“As for the excerpt, the voice is fantastic and I have absolutely no problem with it being backstory because it gets right to the point instead of being irritatingly coy. The last paragraph is enough conflict to hook me (if I weren't already hooked by that amazing voice).”

“Totally hooked. Beautiful voice, unusual setup of what might be a cliched problem. This character's got spunk, and I'd be interested to read how she handles the aftereffects of her father's abuse and her own actions to stop it.”

Thursday, December 2, 2010

On Selflessness and Rejection

This is the “speechless” edition of The Writing Life.

1. The Good Speechless
I follow the blogs and tweets of several literary agents and writers. I’m utterly dumbfounded by the generosity of some to help up-and-coming writers. AuthoressAnon, a writer trying to get published herself, actually hosts contests where agents agree to critique other writers’ work. Yeah, that’s right. Everyone’s work but her own. I recently got accepted into one of the contests called the Baker’s Dozen Agent Auction. On December 4, a snippet of my book will be posted with those of 39 other writers. Thirteen agents (and the public) will then give feedback on said snippets. Priceless!

Then, earlier in the week the Knight Literary Agency hosted a similar contest in hopes of finding a new client by Christmas. More than 180 writers sent in three pages of their manuscripts. Deidre Knight and her fellow agents chose 50 writers to send in three chapters. Later, the field will be whittled down until they find an author worth representing. I didn’t make the cut but I’m heartened to see busy publishing professionals adding extra work to their schedules just to offer another opportunity for writers to get a leg in the door.

2. The Bad Speechless
In both these contests (and on Twitter) I read of instances of disgruntled writers acting out, sending negative rebuttals and insults when rejected.

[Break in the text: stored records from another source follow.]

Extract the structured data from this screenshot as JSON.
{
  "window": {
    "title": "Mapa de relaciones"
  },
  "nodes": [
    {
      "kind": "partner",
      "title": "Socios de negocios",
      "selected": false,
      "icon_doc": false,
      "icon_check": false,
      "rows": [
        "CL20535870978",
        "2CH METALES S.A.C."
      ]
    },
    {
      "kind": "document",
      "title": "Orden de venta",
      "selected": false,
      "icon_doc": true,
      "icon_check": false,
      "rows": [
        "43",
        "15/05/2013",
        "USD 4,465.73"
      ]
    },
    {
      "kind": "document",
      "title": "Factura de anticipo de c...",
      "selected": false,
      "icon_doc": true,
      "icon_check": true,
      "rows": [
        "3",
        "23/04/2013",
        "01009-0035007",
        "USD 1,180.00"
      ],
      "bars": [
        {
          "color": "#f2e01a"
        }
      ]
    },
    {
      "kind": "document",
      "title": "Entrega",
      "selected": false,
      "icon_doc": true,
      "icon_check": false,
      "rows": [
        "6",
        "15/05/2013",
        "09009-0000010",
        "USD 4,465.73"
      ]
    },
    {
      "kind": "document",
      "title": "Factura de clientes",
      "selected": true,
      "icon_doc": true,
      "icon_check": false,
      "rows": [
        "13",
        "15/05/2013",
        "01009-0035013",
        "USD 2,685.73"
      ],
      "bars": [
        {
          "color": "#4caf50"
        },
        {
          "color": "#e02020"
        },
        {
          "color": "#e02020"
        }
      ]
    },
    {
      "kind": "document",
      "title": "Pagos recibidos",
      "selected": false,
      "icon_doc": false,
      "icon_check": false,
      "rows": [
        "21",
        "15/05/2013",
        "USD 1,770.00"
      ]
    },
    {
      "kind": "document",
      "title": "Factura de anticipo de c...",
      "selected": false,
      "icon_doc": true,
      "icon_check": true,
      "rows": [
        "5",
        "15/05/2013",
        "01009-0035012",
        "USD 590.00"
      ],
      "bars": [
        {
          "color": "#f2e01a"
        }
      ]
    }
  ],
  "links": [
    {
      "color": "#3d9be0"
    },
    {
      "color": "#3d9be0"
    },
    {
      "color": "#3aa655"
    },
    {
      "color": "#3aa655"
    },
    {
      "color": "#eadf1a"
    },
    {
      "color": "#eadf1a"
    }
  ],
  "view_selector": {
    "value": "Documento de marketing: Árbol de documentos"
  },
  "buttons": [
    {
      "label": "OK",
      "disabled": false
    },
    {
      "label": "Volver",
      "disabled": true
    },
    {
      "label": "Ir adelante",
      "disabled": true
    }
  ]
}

Not only is this rude, it’s dumb. So dumb. The publishing industry is small and word spreads fast. Rejection is part of publishing. Move on and improve your work.

Since most of my blog readers are NOT writers, here are my general thoughts on 1 and 2 above.
  • Everywhere and everyday, people do thoughtful, selfless things. We only have take notice – and hopefully say thank you. Maybe we might try being selfless!
  • We all tend to take things too personally: not getting asked on a second date, getting a grumpy sales person, having our food order come out incorrect. The list goes on and on. Let’s take some advice from the Four Agreements: don’t take things personally, be impeccable with your word, don’t make assumptions, and always do your best. The world is a happier place for all of us when we take this advice.